To the extent that gasoline powered state agency vehicles use central fueling stations, all state agencies and public authorities must use E85 in flexible fuel vehicles (FFVs) whenever it is feasible to do so. The Governor's Clean Fueled Vehicles Council, chaired by the Commissioner of the Office of General Services (OGS) and comprised of the fleet managers of state agencies and public authorities, has taken steps to ensure that, to the greatest extent possible, all FFVs in the state fleet that can use E85 will do so. At least 10% of fuels used in the state fleet must be biodiesel by 2012. The OGS statewide biodiesel contract enables state vehicles to obtain biodiesel fuel in 41 counties. All E85 and biodiesel fueling locations available to New York State vehicles are listed on the OGS Alternative Fueled Vehicles Program Web site. (Reference Executive Order 9, 2008, and Executive Order 142, 2005 (PDF 238KB)) Download Adobe Reader
The New York State Energy Research and Development Authority (NYSERDA), the New York State Thruway Authority, and the New York Department of Environmental Conservation have undertaken a study regarding the feasibility and construction of alternative fueling facilities at gasoline stations located along the New York State Thruway. Once finalized, NYSERDA will prepare and deliver to the governor a report that will include, but not be limited to, the following: 1) the current availability of the various alternative fuels and associated technologies which use alternative fuels for transportation purposes; 2) the projected growth in the availability and use of alternative fuel vehicles (AFVs) for the next 10 years; 3) the current and projected price of the various alternative fuels, AFVs, and alternative fueling equipment for the next 10 years as well as the current and projected cost of operation of alternative fuel vehicles, including incremental cost comparisons; 4) the feasibility of each thruway public facility containing a gasoline station to accommodate one or more alternative fueling facilities. (Reference Assembly Bill 11331, 2005)

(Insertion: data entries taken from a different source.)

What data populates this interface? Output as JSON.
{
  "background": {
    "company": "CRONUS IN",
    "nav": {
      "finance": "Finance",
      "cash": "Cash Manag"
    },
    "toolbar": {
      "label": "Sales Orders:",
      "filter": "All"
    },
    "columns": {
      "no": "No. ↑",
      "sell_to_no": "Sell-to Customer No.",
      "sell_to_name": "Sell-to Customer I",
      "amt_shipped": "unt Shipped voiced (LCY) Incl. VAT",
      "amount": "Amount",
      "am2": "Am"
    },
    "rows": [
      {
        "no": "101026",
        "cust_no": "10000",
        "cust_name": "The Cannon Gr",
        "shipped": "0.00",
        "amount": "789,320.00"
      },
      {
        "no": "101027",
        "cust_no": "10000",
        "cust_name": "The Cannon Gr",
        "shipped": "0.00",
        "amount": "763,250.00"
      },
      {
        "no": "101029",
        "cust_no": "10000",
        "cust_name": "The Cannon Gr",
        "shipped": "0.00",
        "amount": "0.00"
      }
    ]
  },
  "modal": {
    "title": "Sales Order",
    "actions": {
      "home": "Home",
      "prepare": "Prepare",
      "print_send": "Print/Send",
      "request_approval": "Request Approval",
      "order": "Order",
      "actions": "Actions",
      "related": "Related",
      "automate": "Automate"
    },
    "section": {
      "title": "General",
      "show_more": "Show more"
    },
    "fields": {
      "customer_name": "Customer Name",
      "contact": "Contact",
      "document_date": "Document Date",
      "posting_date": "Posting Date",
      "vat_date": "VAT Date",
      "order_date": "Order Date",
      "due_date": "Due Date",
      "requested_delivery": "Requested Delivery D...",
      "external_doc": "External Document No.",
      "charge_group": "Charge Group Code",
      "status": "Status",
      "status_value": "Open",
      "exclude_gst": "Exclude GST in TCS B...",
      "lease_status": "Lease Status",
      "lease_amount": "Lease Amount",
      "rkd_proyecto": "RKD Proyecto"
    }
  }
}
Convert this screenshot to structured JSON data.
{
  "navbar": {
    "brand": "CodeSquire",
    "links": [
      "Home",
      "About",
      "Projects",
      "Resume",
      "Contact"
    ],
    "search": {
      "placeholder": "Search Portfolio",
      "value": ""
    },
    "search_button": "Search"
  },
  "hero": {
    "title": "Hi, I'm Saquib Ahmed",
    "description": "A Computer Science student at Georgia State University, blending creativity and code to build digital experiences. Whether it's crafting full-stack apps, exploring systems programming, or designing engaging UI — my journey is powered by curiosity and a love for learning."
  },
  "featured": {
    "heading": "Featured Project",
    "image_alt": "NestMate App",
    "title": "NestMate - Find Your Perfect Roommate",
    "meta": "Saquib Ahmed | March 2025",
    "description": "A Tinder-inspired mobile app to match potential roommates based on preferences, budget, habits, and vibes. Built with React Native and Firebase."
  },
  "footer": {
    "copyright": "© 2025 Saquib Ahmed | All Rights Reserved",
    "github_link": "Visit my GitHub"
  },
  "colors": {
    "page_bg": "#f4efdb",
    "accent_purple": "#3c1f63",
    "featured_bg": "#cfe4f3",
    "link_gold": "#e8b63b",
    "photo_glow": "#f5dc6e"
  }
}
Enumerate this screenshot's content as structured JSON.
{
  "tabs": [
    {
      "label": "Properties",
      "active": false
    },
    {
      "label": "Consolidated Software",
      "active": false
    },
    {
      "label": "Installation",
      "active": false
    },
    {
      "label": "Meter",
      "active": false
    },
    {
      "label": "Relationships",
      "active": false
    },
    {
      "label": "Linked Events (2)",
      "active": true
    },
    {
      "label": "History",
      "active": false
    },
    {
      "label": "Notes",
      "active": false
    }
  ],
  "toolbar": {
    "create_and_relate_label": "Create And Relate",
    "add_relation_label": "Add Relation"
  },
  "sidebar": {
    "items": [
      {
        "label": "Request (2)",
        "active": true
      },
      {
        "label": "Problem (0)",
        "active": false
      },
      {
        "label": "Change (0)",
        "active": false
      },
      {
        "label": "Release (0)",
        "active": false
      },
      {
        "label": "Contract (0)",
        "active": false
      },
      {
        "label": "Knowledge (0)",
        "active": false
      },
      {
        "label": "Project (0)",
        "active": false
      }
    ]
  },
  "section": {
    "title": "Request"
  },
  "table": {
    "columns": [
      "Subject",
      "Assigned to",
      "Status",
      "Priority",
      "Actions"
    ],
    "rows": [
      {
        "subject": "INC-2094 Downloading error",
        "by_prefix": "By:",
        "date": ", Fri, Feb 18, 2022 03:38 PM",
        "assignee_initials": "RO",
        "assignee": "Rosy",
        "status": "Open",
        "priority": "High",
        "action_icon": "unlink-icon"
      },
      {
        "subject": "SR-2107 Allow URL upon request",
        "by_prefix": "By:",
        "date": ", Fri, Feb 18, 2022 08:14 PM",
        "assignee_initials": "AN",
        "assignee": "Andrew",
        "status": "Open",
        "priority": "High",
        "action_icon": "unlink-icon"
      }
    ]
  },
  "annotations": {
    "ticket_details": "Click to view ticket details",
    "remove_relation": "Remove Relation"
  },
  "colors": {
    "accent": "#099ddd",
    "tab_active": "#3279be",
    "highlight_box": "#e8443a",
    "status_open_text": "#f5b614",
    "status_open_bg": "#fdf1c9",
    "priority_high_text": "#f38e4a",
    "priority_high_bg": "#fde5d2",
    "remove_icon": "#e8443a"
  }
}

New York provides a partial sales and use tax exemption for the incremental cost of new AFVs and for vehicles that are converted to run on alternative fuels. This exemption is effective through October 1, 2006. (Reference New York Tax Law Article 28, Section 1115)
New York's Alternative Fuel (Clean Fuel) Vehicle Tax Incentive Program offers tax credits for the purchase of new HEVs, EVs, AFVs, and the installation of clean fuel vehicle refueling property. Purchasers of qualified HEVs are eligible for a tax credit of $2,000. To qualify, a vehicle must draw propulsion energy from both an internal combustion engine (or heat engine that uses combustible fuel) and an energy storage device; and must employ a regenerative braking system that recovers waste energy to charge that device, and, for model year 2004 and later, must meet or exceed the California LEV II emission standard. Purchasers of EVs are eligible for a tax credit of 50% of the incremental cost, up to $5,000 per vehicle. Purchasers of AFVs are eligible for a tax credit worth 60% of the incremental cost of the vehicle. The maximum value of the incentive is $5,000 for vehicles with less than 14,000 pounds (lbs.) gross vehicle weight rating (GVWR), and up to $10,000 for vehicles over 14,000 lbs. GVWR. The tax credit for clean-fuel vehicle refueling property is equal to 50% of the cost of the property. This includes property for storing or dispensing a clean-burning fuel into the fuel tank of a motor vehicle propelled by that fuel, as well as property used for recharging electric vehicles.